Pick every line out of the entries below that holds the string "title", and report them.

**Entries supplied**
*** Block opens ***

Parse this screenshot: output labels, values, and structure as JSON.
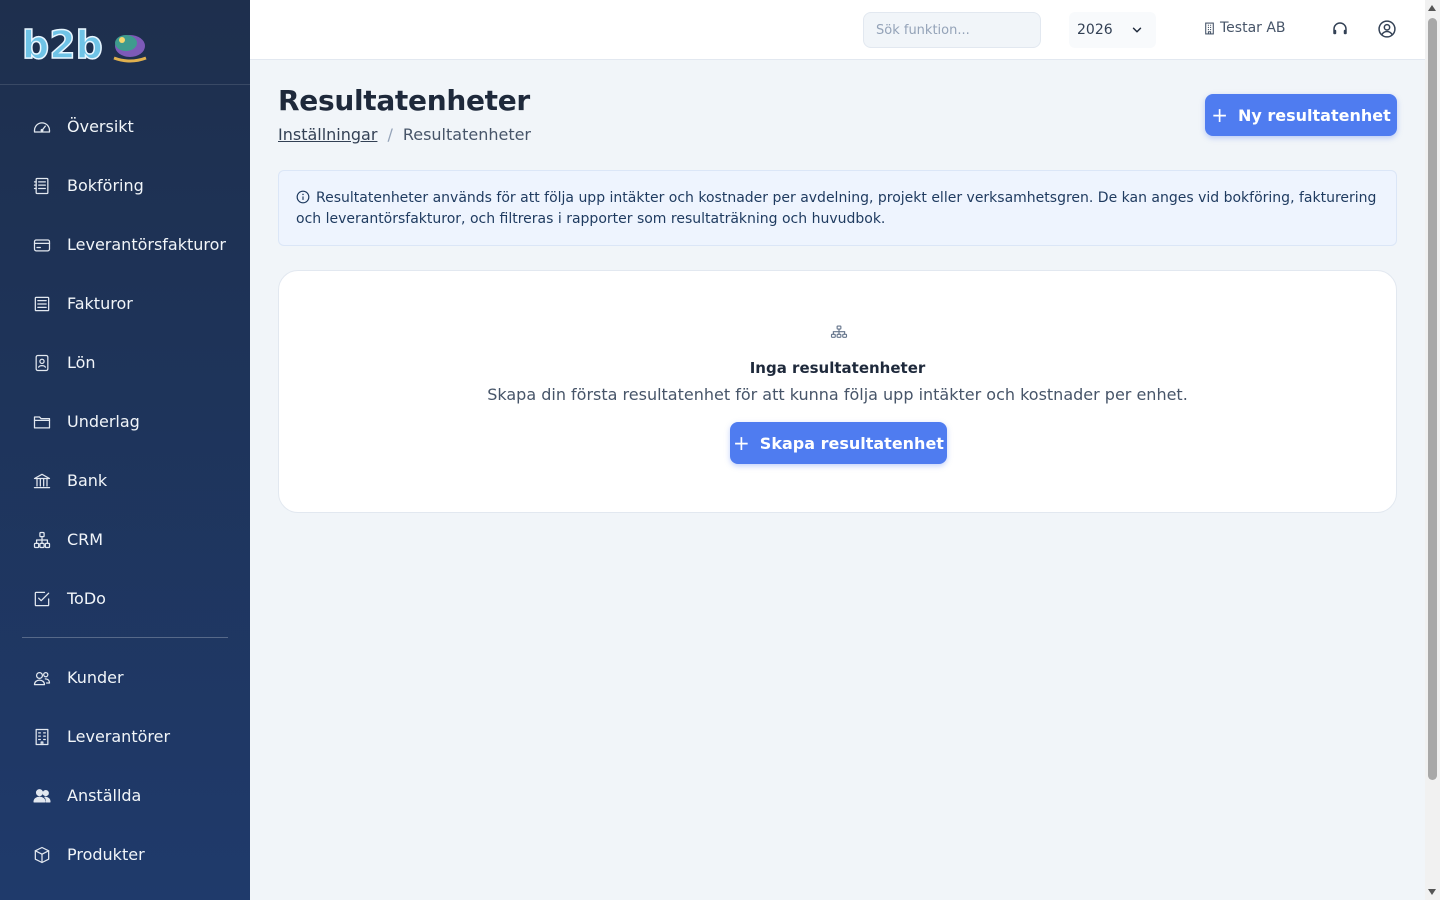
{
  "brand": {
    "logo_text": "b2b",
    "accent_color": "#4f7cf0",
    "sidebar_color": "#1f3a6b"
  },
  "sidebar": {
    "items": [
      {
        "label": "Översikt",
        "icon": "gauge-icon"
      },
      {
        "label": "Bokföring",
        "icon": "ledger-icon"
      },
      {
        "label": "Leverantörsfakturor",
        "icon": "credit-card-icon"
      },
      {
        "label": "Fakturor",
        "icon": "invoice-icon"
      },
      {
        "label": "Lön",
        "icon": "badge-icon"
      },
      {
        "label": "Underlag",
        "icon": "folder-icon"
      },
      {
        "label": "Bank",
        "icon": "bank-icon"
      },
      {
        "label": "CRM",
        "icon": "network-icon"
      },
      {
        "label": "ToDo",
        "icon": "checkbox-icon"
      }
    ],
    "secondary_items": [
      {
        "label": "Kunder",
        "icon": "users-icon"
      },
      {
        "label": "Leverantörer",
        "icon": "building-icon"
      },
      {
        "label": "Anställda",
        "icon": "people-icon"
      },
      {
        "label": "Produkter",
        "icon": "box-icon"
      }
    ]
  },
  "topbar": {
    "search_placeholder": "Sök funktion...",
    "year": "2026",
    "company": "Testar AB"
  },
  "page": {
    "title": "Resultatenheter",
    "breadcrumb_parent": "Inställningar",
    "breadcrumb_sep": "/",
    "breadcrumb_current": "Resultatenheter",
    "new_button_label": "Ny resultatenhet",
    "info_text": "Resultatenheter används för att följa upp intäkter och kostnader per avdelning, projekt eller verksamhetsgren. De kan anges vid bokföring, fakturering och leverantörsfakturor, och filtreras i rapporter som resultaträkning och huvudbok."
  },
  "empty_state": {
    "title": "Inga resultatenheter",
    "description": "Skapa din första resultatenhet för att kunna följa upp intäkter och kostnader per enhet.",
    "button_label": "Skapa resultatenhet"
  }
}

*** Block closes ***

**Solution to this task**
    "title": "Resultatenheter",
    "title": "Inga resultatenheter",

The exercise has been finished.